In the Church of England, Initial Ministerial Education (IME) takes place over a period of up to seven years and is divided into two parts:
IME Phase 1 is the period of up to three years when ordinands are trained at their theological college or course (context-based or part-time). There is a mixture of academic learning and practical placements.
IME Phase 2 is the period of curacy. Newly-ordained ministers (both deacons and priests) serve a ‘title’ as a curate for a period of up to four years. A curacy is a training post and there are several strands to this training.
The Parish Context
After ordination as deacon all curates, Stipendiary and SSM, work in a parish with an experienced cleric, who acts as their colleague, mentor and role model. The vast majority of a curate’s training is done in this parish context where experience is gained and good practice is learned. Most deacons are ordained priest after one year and continue in their curacy for a further three years.
To find out more about being a training incumbent click here.
Ministry and Practical Theology
This is the part of training in which curates reflect theologically on the work they are doing in the parish. The course is validated by the University of Cumbria and curates can work towards one of a range of qualifications up to Master’s level.
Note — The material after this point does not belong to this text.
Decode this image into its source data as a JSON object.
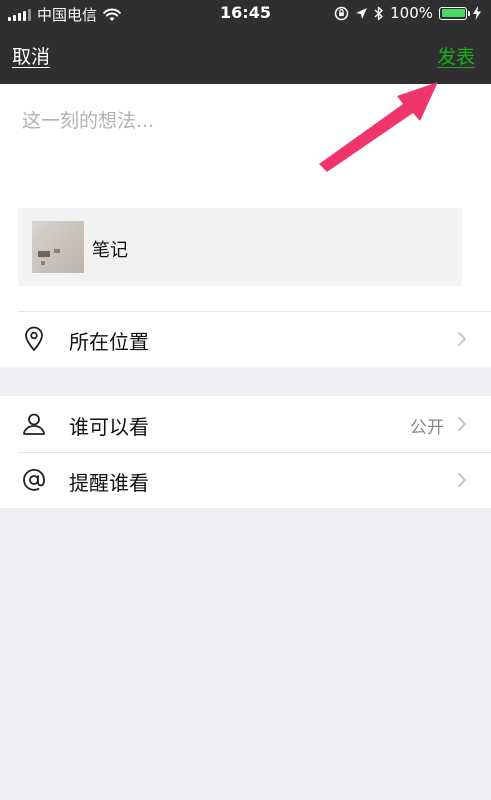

There are weekend conferences twice a year in the spring and autumn, one of which is run jointly with Carlisle diocese. Each conference marks a change of the theme for reflective work. The themes are: Mission and Evangelism; Vocation and Ministry; Leadership and Collaboration; Spirituality and Ministry; Ministry and the Institution; and Personality, Character and Relationships. Dates for these conferences are below.
Each curate is a member of a local group (two groups in the first six months of their deacon’s year) where parish experiences are discussed and reflected upon.
These reflections are presented in a portfolio which is the means by which the course is assessed. Stipendiary Curates produce two portfolios per year in the first three years of their curacy, Self-Supporting Minsters are only required to produce one portfolio per annum but some choose to produce two in order to gain a university award.
At the end of their third year of curacy they complete the Church of England’s End of Curacy Assessment. Once they have been signed off by the Diocesan Bishop their initial training is complete and they are eligible to be licensed to minister in Blackburn diocese or anywhere else in the Church of England.
Forthcoming IME Residential Conferences:
Leadership, Collaboration and Relationships in Ministry Waddow Hall, Clitheroe (10-12 March)
Spirituality and Ministry Rydal Hall, Ambleside, (13-15 October)
Ministry and the Institution Waddow Hall, Clitheroe, (2-4 March)